I later met this woman at a party. It was a few years later, and she supposed no one remembered her. She didn’t seem particularly pleased that I did. But I did, and I asked her several questions, which she answered in third person.

ME: Why did you stop?
CLOTILDE: Why did she start?
ME: Because she had something to say.
CLOTILDE: Her English is not so good.
ME: But there was a spirit, an esprit–
CLOTILDE: A spirit in the air…maybe only a passing spirit…
ME: And did anyone ever discover her name?
CLOTILDE: No one even knew to ask. Finally she remembered it herself, and the stone cracked. So she walked away.

I never saw her again after that night. Somebody at the party told me that she had recorded a single in France, and that if you knew who to ask or if you looked hard enough, you might find it. But even in this era of YouTube and Spotify, it fails to show up. I wonder if this means she recorded under another name.

And I realize that, even as I’m writing this, it’s the sort of secret which cannot be shared. It was shared once, and may never be shared again, like the door you go through in the fairy tale to find that five hundred years have passed.

Five hundred years have passed, and I am still thinking about a song whose words I can’t remember, and whose music is just a suggestion in my memory.

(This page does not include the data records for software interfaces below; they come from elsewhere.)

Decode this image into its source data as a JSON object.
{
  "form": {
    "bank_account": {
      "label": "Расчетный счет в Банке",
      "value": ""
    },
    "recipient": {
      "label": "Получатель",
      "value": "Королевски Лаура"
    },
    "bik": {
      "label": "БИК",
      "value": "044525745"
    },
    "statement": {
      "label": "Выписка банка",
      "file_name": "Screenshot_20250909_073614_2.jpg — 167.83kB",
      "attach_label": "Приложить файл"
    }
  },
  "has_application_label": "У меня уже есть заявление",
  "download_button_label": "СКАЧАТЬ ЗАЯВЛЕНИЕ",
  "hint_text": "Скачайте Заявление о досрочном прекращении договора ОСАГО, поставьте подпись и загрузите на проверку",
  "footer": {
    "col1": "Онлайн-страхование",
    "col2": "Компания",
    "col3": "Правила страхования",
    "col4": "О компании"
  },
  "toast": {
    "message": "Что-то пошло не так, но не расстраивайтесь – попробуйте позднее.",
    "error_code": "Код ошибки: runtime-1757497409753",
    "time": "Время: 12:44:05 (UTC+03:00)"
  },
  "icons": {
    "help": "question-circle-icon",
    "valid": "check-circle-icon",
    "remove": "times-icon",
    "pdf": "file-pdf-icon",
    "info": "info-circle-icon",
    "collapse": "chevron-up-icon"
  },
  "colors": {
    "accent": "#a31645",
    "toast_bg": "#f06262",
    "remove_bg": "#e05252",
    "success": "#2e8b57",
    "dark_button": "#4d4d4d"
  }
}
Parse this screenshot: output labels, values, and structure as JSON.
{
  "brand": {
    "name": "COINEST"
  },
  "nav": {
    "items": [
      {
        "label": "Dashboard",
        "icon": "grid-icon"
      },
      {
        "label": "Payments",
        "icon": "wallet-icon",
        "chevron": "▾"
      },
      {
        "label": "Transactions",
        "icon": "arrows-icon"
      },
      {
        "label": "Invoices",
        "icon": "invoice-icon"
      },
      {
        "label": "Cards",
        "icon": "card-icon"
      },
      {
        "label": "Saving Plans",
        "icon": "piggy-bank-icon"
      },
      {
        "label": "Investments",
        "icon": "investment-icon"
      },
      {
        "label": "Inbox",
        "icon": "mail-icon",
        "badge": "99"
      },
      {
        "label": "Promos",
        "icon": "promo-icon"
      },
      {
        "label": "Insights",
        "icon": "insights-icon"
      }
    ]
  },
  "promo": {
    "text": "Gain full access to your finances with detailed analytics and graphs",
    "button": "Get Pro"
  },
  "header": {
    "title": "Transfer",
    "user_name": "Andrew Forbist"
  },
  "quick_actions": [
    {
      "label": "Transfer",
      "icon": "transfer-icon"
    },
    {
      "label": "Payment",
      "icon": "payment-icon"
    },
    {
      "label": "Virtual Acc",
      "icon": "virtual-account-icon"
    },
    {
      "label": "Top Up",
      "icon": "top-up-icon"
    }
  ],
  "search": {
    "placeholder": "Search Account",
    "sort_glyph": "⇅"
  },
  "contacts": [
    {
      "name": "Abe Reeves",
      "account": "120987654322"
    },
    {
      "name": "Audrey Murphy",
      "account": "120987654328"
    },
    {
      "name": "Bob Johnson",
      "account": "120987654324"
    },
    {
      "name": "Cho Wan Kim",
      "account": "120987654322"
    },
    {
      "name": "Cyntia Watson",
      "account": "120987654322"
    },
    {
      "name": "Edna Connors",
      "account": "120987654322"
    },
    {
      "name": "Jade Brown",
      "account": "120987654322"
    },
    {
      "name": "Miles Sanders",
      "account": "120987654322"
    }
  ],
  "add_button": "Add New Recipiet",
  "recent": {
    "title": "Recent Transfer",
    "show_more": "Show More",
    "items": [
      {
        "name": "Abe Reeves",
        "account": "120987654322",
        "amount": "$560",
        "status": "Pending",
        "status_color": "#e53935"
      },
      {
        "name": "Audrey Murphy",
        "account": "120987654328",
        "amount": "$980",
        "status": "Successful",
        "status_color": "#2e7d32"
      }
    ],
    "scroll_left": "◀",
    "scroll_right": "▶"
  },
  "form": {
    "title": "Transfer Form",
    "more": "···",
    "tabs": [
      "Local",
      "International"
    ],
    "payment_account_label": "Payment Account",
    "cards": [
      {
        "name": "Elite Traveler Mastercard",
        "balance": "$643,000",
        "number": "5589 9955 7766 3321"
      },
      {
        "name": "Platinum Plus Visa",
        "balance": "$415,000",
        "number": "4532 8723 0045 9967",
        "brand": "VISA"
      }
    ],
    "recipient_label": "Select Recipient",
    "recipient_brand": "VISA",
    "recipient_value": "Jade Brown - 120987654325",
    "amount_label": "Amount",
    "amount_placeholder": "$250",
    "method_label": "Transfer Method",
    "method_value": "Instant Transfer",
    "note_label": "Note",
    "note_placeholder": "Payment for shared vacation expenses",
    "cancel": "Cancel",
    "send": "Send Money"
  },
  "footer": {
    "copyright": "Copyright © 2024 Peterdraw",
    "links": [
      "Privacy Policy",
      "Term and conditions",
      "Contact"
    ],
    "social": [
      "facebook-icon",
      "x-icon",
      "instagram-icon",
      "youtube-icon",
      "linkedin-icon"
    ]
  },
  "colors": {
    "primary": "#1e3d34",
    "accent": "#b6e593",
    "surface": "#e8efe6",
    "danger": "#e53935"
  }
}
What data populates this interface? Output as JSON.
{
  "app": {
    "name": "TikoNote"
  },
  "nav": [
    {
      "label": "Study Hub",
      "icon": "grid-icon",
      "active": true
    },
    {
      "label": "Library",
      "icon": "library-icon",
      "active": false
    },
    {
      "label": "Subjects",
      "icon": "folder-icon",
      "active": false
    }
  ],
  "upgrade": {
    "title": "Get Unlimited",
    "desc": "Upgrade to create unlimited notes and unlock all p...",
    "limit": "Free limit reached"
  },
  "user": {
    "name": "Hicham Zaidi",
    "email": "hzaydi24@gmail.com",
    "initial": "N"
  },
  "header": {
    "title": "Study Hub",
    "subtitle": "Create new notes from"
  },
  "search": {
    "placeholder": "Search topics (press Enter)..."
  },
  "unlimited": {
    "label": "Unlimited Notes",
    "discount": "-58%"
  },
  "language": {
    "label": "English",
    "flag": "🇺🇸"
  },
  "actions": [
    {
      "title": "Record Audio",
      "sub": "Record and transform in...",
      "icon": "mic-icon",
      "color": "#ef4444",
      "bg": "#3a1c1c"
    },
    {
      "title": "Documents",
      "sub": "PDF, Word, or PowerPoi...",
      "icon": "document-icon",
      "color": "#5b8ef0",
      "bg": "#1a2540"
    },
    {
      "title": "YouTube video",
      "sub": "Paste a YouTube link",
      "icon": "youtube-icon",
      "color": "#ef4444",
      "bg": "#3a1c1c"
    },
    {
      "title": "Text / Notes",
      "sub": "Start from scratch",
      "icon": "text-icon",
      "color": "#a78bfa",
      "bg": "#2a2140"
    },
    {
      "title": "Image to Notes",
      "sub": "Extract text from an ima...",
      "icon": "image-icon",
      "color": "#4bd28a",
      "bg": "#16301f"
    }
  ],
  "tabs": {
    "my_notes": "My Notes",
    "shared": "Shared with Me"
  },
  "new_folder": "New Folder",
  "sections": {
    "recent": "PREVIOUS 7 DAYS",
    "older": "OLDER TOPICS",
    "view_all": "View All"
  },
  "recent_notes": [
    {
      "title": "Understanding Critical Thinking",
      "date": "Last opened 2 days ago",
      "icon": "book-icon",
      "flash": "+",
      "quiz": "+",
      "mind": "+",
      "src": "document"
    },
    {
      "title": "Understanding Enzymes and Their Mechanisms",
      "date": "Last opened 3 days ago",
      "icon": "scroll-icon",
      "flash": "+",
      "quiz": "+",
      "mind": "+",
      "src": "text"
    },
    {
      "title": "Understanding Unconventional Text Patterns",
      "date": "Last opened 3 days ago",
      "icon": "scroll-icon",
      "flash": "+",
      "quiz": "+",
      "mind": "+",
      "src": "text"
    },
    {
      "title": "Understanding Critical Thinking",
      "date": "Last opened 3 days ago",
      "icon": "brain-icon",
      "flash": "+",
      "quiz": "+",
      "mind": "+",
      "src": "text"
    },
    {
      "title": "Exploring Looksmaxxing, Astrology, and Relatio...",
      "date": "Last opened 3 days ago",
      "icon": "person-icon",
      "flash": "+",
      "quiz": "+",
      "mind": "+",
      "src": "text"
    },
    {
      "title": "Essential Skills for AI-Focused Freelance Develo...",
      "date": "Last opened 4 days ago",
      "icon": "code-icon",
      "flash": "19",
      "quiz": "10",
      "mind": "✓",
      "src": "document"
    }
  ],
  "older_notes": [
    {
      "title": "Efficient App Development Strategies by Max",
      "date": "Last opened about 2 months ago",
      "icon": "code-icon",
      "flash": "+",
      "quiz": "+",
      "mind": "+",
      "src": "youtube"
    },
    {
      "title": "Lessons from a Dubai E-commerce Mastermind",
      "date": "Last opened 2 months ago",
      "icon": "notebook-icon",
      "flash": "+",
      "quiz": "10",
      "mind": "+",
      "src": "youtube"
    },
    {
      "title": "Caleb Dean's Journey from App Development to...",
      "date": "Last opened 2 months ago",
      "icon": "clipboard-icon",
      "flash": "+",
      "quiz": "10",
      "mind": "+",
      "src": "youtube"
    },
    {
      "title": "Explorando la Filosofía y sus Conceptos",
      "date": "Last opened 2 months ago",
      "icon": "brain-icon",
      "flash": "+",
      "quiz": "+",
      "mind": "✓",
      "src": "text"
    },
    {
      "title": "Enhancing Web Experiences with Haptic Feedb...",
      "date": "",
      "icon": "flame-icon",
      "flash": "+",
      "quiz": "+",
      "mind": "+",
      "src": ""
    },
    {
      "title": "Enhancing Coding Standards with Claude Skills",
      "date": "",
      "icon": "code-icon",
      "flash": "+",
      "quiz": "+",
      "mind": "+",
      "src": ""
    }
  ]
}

If that’s not a spell, I don’t know what is.

If you have information on Clotilde, e-mail Kedrick at kedrickrue@gmail.com.

Clotilde